+++ DATA PROVIDED +++

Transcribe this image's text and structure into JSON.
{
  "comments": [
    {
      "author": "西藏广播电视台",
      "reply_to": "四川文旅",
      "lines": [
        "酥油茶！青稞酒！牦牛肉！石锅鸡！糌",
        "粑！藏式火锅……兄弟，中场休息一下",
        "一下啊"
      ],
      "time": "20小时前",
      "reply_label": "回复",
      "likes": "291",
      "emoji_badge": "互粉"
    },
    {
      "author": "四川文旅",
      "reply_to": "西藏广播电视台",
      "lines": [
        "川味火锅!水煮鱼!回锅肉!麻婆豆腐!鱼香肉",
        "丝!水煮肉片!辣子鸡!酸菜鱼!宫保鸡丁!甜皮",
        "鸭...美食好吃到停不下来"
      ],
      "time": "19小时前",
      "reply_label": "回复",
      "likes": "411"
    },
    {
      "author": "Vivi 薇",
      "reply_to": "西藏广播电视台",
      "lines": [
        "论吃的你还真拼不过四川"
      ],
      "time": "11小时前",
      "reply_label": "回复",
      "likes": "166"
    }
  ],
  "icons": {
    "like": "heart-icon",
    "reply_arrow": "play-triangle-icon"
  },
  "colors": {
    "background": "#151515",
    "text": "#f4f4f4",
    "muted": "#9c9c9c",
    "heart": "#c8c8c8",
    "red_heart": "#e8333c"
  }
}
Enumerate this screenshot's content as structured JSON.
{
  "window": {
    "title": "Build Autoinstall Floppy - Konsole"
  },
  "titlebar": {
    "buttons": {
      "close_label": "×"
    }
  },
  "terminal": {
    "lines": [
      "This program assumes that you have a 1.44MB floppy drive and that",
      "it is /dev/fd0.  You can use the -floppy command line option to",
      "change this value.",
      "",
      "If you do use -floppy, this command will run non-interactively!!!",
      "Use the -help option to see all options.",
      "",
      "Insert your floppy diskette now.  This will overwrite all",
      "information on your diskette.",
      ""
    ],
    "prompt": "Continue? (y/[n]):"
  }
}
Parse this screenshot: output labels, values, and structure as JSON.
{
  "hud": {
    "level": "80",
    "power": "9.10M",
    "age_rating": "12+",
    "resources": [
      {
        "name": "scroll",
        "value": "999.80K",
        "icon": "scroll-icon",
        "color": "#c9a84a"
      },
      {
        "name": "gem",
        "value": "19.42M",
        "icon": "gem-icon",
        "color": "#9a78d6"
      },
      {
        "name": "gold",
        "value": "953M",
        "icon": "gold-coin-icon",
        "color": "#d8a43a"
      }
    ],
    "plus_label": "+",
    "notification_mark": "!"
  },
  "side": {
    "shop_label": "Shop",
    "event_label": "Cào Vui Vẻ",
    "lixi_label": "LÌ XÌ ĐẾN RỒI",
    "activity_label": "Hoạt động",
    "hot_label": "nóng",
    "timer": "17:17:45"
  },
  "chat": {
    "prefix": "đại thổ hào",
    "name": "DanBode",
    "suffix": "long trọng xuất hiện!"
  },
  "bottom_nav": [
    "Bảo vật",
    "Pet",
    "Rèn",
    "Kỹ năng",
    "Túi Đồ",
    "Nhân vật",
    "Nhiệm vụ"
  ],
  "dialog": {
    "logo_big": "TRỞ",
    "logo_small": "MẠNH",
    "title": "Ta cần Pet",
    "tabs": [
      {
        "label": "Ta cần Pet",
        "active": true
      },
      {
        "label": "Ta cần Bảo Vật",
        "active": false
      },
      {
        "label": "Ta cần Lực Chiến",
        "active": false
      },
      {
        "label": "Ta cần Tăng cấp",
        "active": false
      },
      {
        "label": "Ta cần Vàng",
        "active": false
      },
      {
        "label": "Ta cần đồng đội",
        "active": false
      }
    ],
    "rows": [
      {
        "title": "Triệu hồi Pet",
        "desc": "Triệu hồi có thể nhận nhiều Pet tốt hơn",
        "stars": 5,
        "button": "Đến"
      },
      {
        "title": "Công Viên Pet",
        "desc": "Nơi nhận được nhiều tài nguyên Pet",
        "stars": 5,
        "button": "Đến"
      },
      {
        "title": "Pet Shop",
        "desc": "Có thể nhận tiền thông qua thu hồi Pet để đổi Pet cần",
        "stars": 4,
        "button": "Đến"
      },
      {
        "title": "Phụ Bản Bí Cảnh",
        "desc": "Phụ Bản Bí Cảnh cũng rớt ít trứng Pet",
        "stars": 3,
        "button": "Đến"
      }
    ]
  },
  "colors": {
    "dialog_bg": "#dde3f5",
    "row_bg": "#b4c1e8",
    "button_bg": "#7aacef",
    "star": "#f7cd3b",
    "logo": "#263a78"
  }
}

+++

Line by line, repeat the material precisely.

Transcribe this image's text and structure into JSON.
{
  "comments": [
    {
      "author": "西藏广播电视台",
      "reply_to": "四川文旅",
      "lines": [
        "酥油茶！青稞酒！牦牛肉！石锅鸡！糌",
        "粑！藏式火锅……兄弟，中场休息一下",
        "一下啊"
      ],
      "time": "20小时前",
      "reply_label": "回复",
      "likes": "291",
      "emoji_badge": "互粉"
    },
    {
      "author": "四川文旅",
      "reply_to": "西藏广播电视台",
      "lines": [
        "川味火锅!水煮鱼!回锅肉!麻婆豆腐!鱼香肉",
        "丝!水煮肉片!辣子鸡!酸菜鱼!宫保鸡丁!甜皮",
        "鸭...美食好吃到停不下来"
      ],
      "time": "19小时前",
      "reply_label": "回复",
      "likes": "411"
    },
    {
      "author": "Vivi 薇",
      "reply_to": "西藏广播电视台",
      "lines": [
        "论吃的你还真拼不过四川"
      ],
      "time": "11小时前",
      "reply_label": "回复",
      "likes": "166"
    }
  ],
  "icons": {
    "like": "heart-icon",
    "reply_arrow": "play-triangle-icon"
  },
  "colors": {
    "background": "#151515",
    "text": "#f4f4f4",
    "muted": "#9c9c9c",
    "heart": "#c8c8c8",
    "red_heart": "#e8333c"
  }
}
Enumerate this screenshot's content as structured JSON.
{
  "window": {
    "title": "Build Autoinstall Floppy - Konsole"
  },
  "titlebar": {
    "buttons": {
      "close_label": "×"
    }
  },
  "terminal": {
    "lines": [
      "This program assumes that you have a 1.44MB floppy drive and that",
      "it is /dev/fd0.  You can use the -floppy command line option to",
      "change this value.",
      "",
      "If you do use -floppy, this command will run non-interactively!!!",
      "Use the -help option to see all options.",
      "",
      "Insert your floppy diskette now.  This will overwrite all",
      "information on your diskette.",
      ""
    ],
    "prompt": "Continue? (y/[n]):"
  }
}
Parse this screenshot: output labels, values, and structure as JSON.
{
  "hud": {
    "level": "80",
    "power": "9.10M",
    "age_rating": "12+",
    "resources": [
      {
        "name": "scroll",
        "value": "999.80K",
        "icon": "scroll-icon",
        "color": "#c9a84a"
      },
      {
        "name": "gem",
        "value": "19.42M",
        "icon": "gem-icon",
        "color": "#9a78d6"
      },
      {
        "name": "gold",
        "value": "953M",
        "icon": "gold-coin-icon",
        "color": "#d8a43a"
      }
    ],
    "plus_label": "+",
    "notification_mark": "!"
  },
  "side": {
    "shop_label": "Shop",
    "event_label": "Cào Vui Vẻ",
    "lixi_label": "LÌ XÌ ĐẾN RỒI",
    "activity_label": "Hoạt động",
    "hot_label": "nóng",
    "timer": "17:17:45"
  },
  "chat": {
    "prefix": "đại thổ hào",
    "name": "DanBode",
    "suffix": "long trọng xuất hiện!"
  },
  "bottom_nav": [
    "Bảo vật",
    "Pet",
    "Rèn",
    "Kỹ năng",
    "Túi Đồ",
    "Nhân vật",
    "Nhiệm vụ"
  ],
  "dialog": {
    "logo_big": "TRỞ",
    "logo_small": "MẠNH",
    "title": "Ta cần Pet",
    "tabs": [
      {
        "label": "Ta cần Pet",
        "active": true
      },
      {
        "label": "Ta cần Bảo Vật",
        "active": false
      },
      {
        "label": "Ta cần Lực Chiến",
        "active": false
      },
      {
        "label": "Ta cần Tăng cấp",
        "active": false
      },
      {
        "label": "Ta cần Vàng",
        "active": false
      },
      {
        "label": "Ta cần đồng đội",
        "active": false
      }
    ],
    "rows": [
      {
        "title": "Triệu hồi Pet",
        "desc": "Triệu hồi có thể nhận nhiều Pet tốt hơn",
        "stars": 5,
        "button": "Đến"
      },
      {
        "title": "Công Viên Pet",
        "desc": "Nơi nhận được nhiều tài nguyên Pet",
        "stars": 5,
        "button": "Đến"
      },
      {
        "title": "Pet Shop",
        "desc": "Có thể nhận tiền thông qua thu hồi Pet để đổi Pet cần",
        "stars": 4,
        "button": "Đến"
      },
      {
        "title": "Phụ Bản Bí Cảnh",
        "desc": "Phụ Bản Bí Cảnh cũng rớt ít trứng Pet",
        "stars": 3,
        "button": "Đến"
      }
    ]
  },
  "colors": {
    "dialog_bg": "#dde3f5",
    "row_bg": "#b4c1e8",
    "button_bg": "#7aacef",
    "star": "#f7cd3b",
    "logo": "#263a78"
  }
}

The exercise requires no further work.